ISLAMABAD  -    The Supreme Court will hear the appeal of National Accountability Bureau, challenging the suspension of deposed Nawaz Sharif’s sentence in Avenfield Reference on January 14.

A five-judge larger Bench headed by Chief Justice Mian Saqib Nisar will hear the appeal moved by NAB challenging the Islamabad High Court (IHC) verdict regarding suspension of sentences of Nawaz Sharif and his daughter Maryam Safdar.

Accountability Court in July of last year announced the verdict in the Avenfield Reference. Sharif family had moved separated applications before IHC challenging the verdict as well as for suspension of sentences. 

On September 19, the IHC had suspended the respective sentences of Sharif, his daughter Maryam Nawaz and son-in-law Muhammad Safdar and on October 22, the accountability watchdog had filed three separate appeals in the Supreme Court against IHC verdict on suspension of sentences.

The other members of the larger Bench include Justice Asif Saeed Khan Khosa, Justice Gulzar Ahmed, Justice Mushir Alam and Justice Mazhar Alam Miankhel.

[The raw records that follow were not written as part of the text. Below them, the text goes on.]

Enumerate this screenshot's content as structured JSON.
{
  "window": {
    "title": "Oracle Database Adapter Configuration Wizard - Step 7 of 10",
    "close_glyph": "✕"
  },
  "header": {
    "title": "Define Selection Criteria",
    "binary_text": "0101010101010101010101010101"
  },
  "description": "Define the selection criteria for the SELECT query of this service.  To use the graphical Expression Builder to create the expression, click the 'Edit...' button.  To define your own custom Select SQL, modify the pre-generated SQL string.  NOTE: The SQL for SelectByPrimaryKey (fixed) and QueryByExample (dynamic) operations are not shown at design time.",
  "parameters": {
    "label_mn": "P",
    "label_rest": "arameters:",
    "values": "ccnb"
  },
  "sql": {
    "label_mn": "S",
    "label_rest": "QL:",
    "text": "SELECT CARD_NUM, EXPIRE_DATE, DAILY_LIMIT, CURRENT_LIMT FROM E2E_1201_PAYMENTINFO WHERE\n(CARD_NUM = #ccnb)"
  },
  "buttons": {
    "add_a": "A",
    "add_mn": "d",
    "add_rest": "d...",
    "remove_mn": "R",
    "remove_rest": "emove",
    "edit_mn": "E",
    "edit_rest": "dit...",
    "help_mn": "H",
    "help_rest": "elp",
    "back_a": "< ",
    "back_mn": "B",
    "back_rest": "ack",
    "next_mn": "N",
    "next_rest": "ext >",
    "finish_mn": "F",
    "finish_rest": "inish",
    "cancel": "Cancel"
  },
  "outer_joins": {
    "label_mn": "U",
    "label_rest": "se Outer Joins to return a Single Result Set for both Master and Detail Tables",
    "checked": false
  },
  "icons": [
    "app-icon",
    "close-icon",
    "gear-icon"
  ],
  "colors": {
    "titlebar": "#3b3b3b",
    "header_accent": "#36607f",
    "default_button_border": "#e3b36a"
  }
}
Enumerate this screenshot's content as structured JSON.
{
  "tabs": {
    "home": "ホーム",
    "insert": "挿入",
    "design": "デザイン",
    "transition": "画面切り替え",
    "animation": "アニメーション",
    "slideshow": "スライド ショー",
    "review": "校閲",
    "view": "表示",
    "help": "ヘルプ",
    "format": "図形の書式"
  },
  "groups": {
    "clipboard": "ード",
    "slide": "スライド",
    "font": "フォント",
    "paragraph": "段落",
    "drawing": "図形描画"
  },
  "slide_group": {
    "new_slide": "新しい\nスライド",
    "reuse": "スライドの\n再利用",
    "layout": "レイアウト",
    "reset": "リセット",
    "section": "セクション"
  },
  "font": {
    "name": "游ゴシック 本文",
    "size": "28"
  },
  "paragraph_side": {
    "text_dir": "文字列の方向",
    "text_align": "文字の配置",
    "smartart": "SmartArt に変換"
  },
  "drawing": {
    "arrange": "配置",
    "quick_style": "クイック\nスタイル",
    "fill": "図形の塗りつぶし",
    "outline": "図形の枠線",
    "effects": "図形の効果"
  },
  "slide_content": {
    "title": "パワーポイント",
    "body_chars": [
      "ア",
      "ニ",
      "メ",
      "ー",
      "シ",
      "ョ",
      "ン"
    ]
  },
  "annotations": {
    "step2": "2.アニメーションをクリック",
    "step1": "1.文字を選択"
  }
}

On last date of hearing on November 12, a three-judge Bench had decided that legal question in the matter pertaining to grant of bail in corruption cases will be heard by larger Bench.

The Bench had framed 18 questions for consideration by the larger Bench. The larger Bench will consider the question as to whether a detailed order, consisting 41 pages, is permissible while dealing with the suspension of sentence.

The questions also include whether in a case, where there is a statutory ouster of jurisdiction of courts to grant bail pending appeal, the Constitutional jurisdiction can be invoked to grant bail.

The larger Bench will also hear the arguments on whether the ground of hardship can be considered while suspending the sentence in a NAB case and whether the merits of a case can be discussed and conclusive findings be given, as done in IHC verdict, while dealing with the case of suspension of sentence. 

The larger Bench will also consider as to whether the scope of the Constitutional jurisdiction for grant of bail during investigation, trial or release on bail by way of suspension of sentence is much wider than the scope of grant of bail under the general law, or otherwise.

“What are the parameters of tentative assessment of evidence and how can it be differentiated from the deeper appreciation of evidence particularly in cases involving grant of bail by suspending the sentence and release on bail during pendency of the appeal?” stated the written order, wherein questions are framed.

Other points include the question whether guidelines provided by the superior courts regarding ouster of Section 426 of the Code of Criminal Procedure (CrPC) were required to be followed for the suspension of sentence in NAB cases, and if so what were the principles regulating suspension of the sentence under Section 426 of the CrPC.

The larger Bench would also determine if the principles regulating bail under Sections 497 and 498 of the CrPC would be applicable while considering the suspension of sentence.

Besides, if the convict was entitled to suspension of sentence but the judgement/order suspending the sentence was not happily worded, what would be its effect then?

It will further consider whether principles of cancellation of bail would also apply for withdrawal of suspension.

The questions also included if the IHC had interpreted correctly the provisions of Section 9(b) of the National Accountability Ordinance (NAO) 1999 and whether the ground of hardship case be considered while suspending the sentence in a NAB case.

The Bench would further decide whether the merits of a case be discussed and conclusive findings be given as done by the high court and if this was permissible in its Constitutional jurisdiction while dealing with cases of suspension of sentence.

Whether in a Constitutional petition, a miscellaneous application filed under Section 561-A of the CrPC for adjudication, where CrPC is not applicable, one of the questions written in the order stated.

The larger Bench may also suggest if the high court could take up the

Constitutional petition when the main appeals had already been fixed for hearing and whether a detailed order comprising 41 pages was permissible while dealing with the suspension of the sentence.